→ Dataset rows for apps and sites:
Start of Block

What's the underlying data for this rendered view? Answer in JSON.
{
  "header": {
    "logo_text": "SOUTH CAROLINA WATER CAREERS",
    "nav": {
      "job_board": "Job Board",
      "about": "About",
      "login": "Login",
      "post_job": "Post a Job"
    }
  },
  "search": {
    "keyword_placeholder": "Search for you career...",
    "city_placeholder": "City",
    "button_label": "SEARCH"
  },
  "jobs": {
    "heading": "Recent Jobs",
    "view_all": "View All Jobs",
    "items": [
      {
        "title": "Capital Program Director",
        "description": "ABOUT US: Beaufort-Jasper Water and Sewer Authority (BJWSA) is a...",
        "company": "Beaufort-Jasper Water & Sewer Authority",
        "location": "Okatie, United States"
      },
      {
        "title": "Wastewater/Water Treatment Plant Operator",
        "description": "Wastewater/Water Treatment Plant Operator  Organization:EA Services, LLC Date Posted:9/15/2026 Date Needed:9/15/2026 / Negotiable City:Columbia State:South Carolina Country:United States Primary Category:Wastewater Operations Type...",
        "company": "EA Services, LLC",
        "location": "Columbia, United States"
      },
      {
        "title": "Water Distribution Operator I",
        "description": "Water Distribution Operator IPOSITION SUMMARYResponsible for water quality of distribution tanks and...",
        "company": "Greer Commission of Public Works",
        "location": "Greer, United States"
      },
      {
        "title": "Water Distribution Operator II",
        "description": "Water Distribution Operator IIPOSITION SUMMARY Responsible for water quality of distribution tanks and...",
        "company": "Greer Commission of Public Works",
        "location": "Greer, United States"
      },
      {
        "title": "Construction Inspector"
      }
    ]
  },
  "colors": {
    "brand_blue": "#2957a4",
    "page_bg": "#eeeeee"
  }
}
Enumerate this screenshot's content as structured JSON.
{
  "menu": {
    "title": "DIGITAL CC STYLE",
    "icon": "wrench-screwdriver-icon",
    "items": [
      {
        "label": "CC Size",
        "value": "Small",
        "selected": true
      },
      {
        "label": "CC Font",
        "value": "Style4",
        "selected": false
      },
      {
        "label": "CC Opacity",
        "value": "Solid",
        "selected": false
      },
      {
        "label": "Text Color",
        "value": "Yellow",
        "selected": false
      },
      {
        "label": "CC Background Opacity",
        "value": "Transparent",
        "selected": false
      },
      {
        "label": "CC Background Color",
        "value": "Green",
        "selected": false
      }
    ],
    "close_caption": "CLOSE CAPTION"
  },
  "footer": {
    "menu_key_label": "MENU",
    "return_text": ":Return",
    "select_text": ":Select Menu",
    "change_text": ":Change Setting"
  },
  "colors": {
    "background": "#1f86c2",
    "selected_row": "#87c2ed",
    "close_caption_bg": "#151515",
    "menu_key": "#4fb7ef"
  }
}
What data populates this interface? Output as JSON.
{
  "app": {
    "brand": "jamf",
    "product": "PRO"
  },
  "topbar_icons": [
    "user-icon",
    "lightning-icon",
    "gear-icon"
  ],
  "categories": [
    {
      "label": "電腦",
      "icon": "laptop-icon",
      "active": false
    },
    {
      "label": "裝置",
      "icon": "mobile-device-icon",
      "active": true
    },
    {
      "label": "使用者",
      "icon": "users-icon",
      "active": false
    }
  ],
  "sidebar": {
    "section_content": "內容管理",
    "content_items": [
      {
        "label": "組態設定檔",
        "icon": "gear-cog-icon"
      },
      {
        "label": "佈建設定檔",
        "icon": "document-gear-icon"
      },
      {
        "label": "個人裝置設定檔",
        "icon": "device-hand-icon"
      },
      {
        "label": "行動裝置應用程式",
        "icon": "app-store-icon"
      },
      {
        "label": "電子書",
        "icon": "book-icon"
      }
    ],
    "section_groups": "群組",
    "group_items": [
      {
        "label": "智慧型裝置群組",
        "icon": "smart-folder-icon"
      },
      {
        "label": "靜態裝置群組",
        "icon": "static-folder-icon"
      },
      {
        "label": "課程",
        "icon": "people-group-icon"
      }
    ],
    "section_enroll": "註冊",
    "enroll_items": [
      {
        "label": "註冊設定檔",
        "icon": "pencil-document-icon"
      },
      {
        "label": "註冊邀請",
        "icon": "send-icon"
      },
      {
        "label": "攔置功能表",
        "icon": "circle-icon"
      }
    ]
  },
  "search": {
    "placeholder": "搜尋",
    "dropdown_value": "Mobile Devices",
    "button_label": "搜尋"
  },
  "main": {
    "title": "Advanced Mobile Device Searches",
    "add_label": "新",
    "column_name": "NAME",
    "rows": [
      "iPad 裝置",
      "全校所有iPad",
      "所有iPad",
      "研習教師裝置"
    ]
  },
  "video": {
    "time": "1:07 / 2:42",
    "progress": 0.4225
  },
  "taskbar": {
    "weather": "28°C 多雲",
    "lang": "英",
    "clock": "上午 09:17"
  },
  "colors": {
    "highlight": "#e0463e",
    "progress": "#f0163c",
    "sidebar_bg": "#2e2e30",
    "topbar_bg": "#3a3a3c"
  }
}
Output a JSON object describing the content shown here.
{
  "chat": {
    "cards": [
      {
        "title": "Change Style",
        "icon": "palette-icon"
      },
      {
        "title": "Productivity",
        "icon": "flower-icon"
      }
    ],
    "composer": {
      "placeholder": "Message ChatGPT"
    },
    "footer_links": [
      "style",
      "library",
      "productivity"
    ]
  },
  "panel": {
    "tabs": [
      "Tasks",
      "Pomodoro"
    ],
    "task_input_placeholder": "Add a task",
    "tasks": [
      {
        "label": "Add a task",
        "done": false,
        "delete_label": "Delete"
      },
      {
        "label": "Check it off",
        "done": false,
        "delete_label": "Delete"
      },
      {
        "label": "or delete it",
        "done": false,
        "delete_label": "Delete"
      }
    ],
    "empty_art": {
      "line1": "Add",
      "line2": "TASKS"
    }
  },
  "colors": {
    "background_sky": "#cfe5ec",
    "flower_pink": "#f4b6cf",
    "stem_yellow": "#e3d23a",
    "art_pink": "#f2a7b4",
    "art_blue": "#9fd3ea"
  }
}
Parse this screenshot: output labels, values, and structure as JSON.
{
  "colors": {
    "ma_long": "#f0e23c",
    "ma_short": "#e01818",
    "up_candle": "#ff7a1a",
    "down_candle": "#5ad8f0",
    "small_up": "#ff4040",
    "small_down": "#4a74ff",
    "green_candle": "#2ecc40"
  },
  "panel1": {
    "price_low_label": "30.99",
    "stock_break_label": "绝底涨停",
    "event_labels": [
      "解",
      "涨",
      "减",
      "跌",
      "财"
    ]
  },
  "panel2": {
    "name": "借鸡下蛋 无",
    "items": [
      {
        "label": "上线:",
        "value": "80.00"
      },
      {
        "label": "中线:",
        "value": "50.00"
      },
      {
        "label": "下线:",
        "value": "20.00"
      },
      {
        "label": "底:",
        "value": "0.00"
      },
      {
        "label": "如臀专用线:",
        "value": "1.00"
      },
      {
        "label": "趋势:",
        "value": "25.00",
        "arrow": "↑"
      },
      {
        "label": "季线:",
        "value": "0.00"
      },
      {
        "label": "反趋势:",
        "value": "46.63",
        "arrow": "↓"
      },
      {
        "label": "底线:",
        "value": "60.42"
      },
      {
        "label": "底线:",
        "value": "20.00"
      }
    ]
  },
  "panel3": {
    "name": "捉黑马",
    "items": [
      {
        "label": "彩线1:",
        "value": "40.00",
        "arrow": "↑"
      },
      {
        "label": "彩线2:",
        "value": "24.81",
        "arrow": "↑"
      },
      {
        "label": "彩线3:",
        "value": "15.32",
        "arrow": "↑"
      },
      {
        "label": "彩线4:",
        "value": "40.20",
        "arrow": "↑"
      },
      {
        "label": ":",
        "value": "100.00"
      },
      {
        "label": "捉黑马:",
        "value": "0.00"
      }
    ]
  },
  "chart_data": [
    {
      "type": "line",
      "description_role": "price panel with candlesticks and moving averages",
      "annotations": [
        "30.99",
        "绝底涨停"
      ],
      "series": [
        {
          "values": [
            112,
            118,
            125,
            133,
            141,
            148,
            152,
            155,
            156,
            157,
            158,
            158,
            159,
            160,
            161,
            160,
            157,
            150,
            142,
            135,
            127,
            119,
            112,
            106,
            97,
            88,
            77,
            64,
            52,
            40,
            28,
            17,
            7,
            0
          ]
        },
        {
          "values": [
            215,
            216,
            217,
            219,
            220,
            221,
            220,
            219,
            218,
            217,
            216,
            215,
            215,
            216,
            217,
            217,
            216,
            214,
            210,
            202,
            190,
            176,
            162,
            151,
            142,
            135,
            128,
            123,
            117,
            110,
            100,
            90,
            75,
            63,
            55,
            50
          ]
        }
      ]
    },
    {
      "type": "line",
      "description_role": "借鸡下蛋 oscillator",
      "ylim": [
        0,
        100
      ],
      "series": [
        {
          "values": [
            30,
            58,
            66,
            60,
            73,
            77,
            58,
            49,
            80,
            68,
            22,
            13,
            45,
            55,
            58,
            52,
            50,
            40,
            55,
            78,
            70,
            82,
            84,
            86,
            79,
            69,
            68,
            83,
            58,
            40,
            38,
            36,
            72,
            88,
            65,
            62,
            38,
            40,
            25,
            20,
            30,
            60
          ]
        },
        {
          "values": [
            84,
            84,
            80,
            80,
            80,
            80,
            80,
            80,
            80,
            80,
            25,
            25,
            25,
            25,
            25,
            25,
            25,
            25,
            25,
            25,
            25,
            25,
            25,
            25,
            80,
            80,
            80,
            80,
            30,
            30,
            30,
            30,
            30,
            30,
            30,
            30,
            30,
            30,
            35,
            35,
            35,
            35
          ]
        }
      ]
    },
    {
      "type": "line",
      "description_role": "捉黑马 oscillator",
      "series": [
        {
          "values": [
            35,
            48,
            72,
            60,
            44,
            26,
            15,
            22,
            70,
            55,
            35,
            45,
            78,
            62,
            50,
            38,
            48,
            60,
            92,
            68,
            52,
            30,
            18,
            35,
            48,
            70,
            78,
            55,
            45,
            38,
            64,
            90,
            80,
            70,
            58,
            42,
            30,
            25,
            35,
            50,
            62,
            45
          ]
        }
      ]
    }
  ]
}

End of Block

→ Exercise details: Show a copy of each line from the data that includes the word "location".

→ Task output:
        "location": "Okatie, United States"
        "location": "Columbia, United States"
        "location": "Greer, United States"
        "location": "Greer, United States"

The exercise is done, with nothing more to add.